In the Colorado state legislature, Rep. Matt Knoedler (R-Lakewood) and Sen. Bob Hagedorn (D-Aurora), have introduced a bill that would exempt VoIP users from paying the same type of taxes that Colorado land-line and cellphone users pay.
The measure, known as the "Voice over Internet Protocol Tax Freedom Act" (HB 1173), will receive a hearing tomorrow in the House Finance Committee.
If enacted in to law, the bill:
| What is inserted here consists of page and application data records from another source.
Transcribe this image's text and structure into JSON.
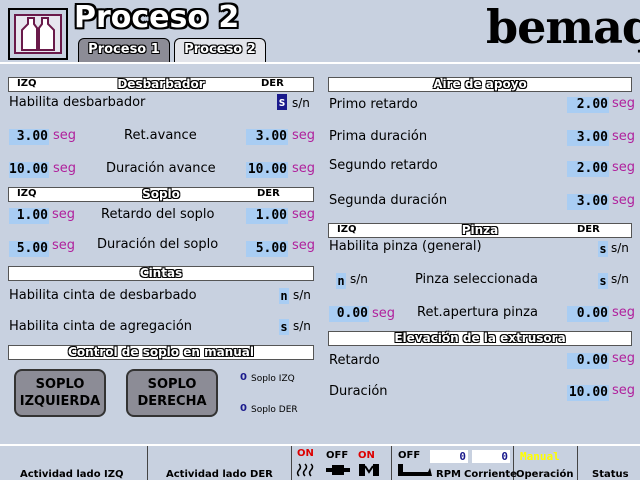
{
  "header": {
    "title": "Proceso 2",
    "brand": "bemaq",
    "tabs": [
      {
        "label": "Proceso 1"
      },
      {
        "label": "Proceso 2"
      }
    ]
  },
  "desbarbador": {
    "title": "Desbarbador",
    "izq": "IZQ",
    "der": "DER",
    "habilita_label": "Habilita desbarbador",
    "habilita_value": "s",
    "habilita_sn": "s/n",
    "retavance_label": "Ret.avance",
    "retavance_izq": "3.00",
    "retavance_der": "3.00",
    "duracion_label": "Duración avance",
    "duracion_izq": "10.00",
    "duracion_der": "10.00",
    "unit": "seg"
  },
  "soplo": {
    "title": "Soplo",
    "izq": "IZQ",
    "der": "DER",
    "retardo_label": "Retardo del soplo",
    "retardo_izq": "1.00",
    "retardo_der": "1.00",
    "duracion_label": "Duración del soplo",
    "duracion_izq": "5.00",
    "duracion_der": "5.00",
    "unit": "seg"
  },
  "cintas": {
    "title": "Cintas",
    "desbarbado_label": "Habilita cinta de desbarbado",
    "desbarbado_value": "n",
    "desbarbado_sn": "s/n",
    "agregacion_label": "Habilita cinta de agregación",
    "agregacion_value": "s",
    "agregacion_sn": "s/n"
  },
  "control_soplo": {
    "title": "Control de soplo en manual",
    "btn_izq_line1": "SOPLO",
    "btn_izq_line2": "IZQUIERDA",
    "btn_der_line1": "SOPLO",
    "btn_der_line2": "DERECHA",
    "soplo_izq_value": "0",
    "soplo_izq_label": "Soplo IZQ",
    "soplo_der_value": "0",
    "soplo_der_label": "Soplo DER"
  },
  "aire": {
    "title": "Aire de apoyo",
    "primo_retardo_label": "Primo retardo",
    "primo_retardo": "2.00",
    "prima_duracion_label": "Prima duración",
    "prima_duracion": "3.00",
    "segundo_retardo_label": "Segundo retardo",
    "segundo_retardo": "2.00",
    "segunda_duracion_label": "Segunda duración",
    "segunda_duracion": "3.00",
    "unit": "seg"
  },
  "pinza": {
    "title": "Pinza",
    "izq": "IZQ",
    "der": "DER",
    "habilita_label": "Habilita pinza (general)",
    "habilita_value": "s",
    "habilita_sn": "s/n",
    "sel_izq_value": "n",
    "sel_izq_sn": "s/n",
    "seleccionada_label": "Pinza seleccionada",
    "sel_der_value": "s",
    "sel_der_sn": "s/n",
    "retapertura_label": "Ret.apertura pinza",
    "retapertura_izq": "0.00",
    "retapertura_der": "0.00",
    "unit": "seg"
  },
  "elevacion": {
    "title": "Elevación de la extrusora",
    "retardo_label": "Retardo",
    "retardo": "0.00",
    "duracion_label": "Duración",
    "duracion": "10.00",
    "unit": "seg"
  },
  "bottom": {
    "actividad_izq": "Actividad lado IZQ",
    "actividad_der": "Actividad lado DER",
    "on1": "ON",
    "off1": "OFF",
    "on2": "ON",
    "off2": "OFF",
    "rpm1": "0",
    "rpm2": "0",
    "rpm_label": "RPM",
    "corriente_label": "Corriente",
    "mode": "Manual",
    "operacion_label": "Operación",
    "status_label": "Status",
    "colors": {
      "on": "#dd0000",
      "manual": "#ffff00",
      "field": "#a9cdf3"
    }
  }
}
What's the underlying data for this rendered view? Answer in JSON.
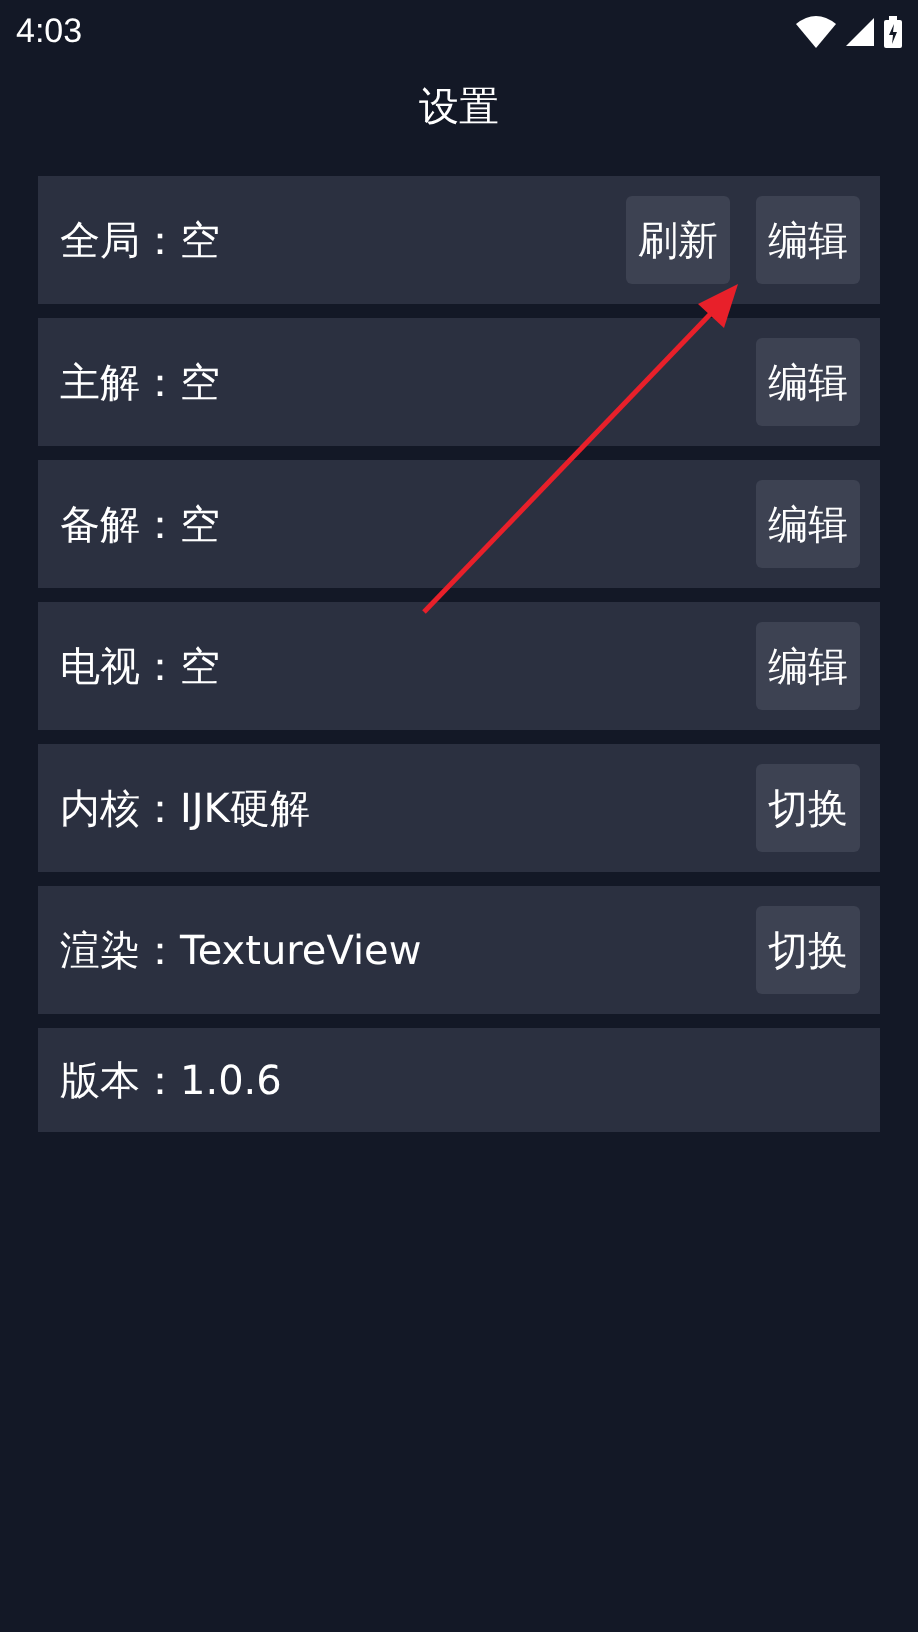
{
  "status_bar": {
    "time": "4:03"
  },
  "title": "设置",
  "rows": [
    {
      "text": "全局：空",
      "buttons": [
        "刷新",
        "编辑"
      ]
    },
    {
      "text": "主解：空",
      "buttons": [
        "编辑"
      ]
    },
    {
      "text": "备解：空",
      "buttons": [
        "编辑"
      ]
    },
    {
      "text": "电视：空",
      "buttons": [
        "编辑"
      ]
    },
    {
      "text": "内核：IJK硬解",
      "buttons": [
        "切换"
      ]
    },
    {
      "text": "渲染：TextureView",
      "buttons": [
        "切换"
      ]
    },
    {
      "text": "版本：1.0.6",
      "buttons": []
    }
  ]
}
Exempts voice-over-internet protocol (VoIP) service from state and local taxation except when such service is included in a package or bundle of services and cannot be separately billed or accounted for. Allows a customer who believes that taxes have been erroneously applied to his or her VoIP service to notify the service provider of the error within 2 years and obtain a refund, and, if the refund is not made and the customer believes it should have been, allows the customer to file a complaint in district court seeking a judgment for such refund.
Now, let us consider the arguments, both for and against this legislation.
First, Rep. Knoedler and Sen. Hagedorn state in the bill that:
Voice-over-internet-protocol (VoIP) service is an emerging
technology with great potential to benefit consumers if left to develop free of unnecessary regulation, especially with respect to taxation;
The federal communications commission (FCC), in its administrative decisions and with support from the federal courts, has declared VoIP service exempt from state regulation because it is inherently interstate in nature;
The FCC has expressly reserved the issue of taxation, declining to either specifically preempt or specifically allow taxation of this service at the state or local level;
It is likely that the FCC or the United States congress will, at some point in the future, specifically preempt any taxation of VoIP service at the state or local level;
In the meantime, until some definitive federal action settles the issue, it is and has been the policy of the state of Colorado not to tax the sale of emerging technologies such as VoIP service, while maintaining the existing tax structure under which the companies that provide such services remain subject to other authorized forms of taxation to the same extent as other businesses; and Statewide uniformity on this issue is essential, to avoid conflicting policies at the local level that may have a chilling effect on the development of this emerging technology. Therefore, the issue of taxation of VoIP service is hereby declared a matter of statewide concern.
Lots of folks in Colorado are "concerned," but not all are in favor of not taxing VoIP. These arguments are summarized today in a Denver Post editorial entitled "Tax exemption for VoIP users is unfair."
The Colorado Council is cited as saying that not taxing VoIP would drive consumers to VoIP in droves. Colorado Counties Inc. legislative director Chip Taylor says that exodus from traditional land-line telephony would emperil tax revenues drawn from those services.
"It maywell be appropriate to address the overall level of taxation in the telecommunications industry," the Colorado Municipal League's Geoff Wilson is quoted as saying. "But we don't think the government should be picking winners and losers in the free market in this fashion."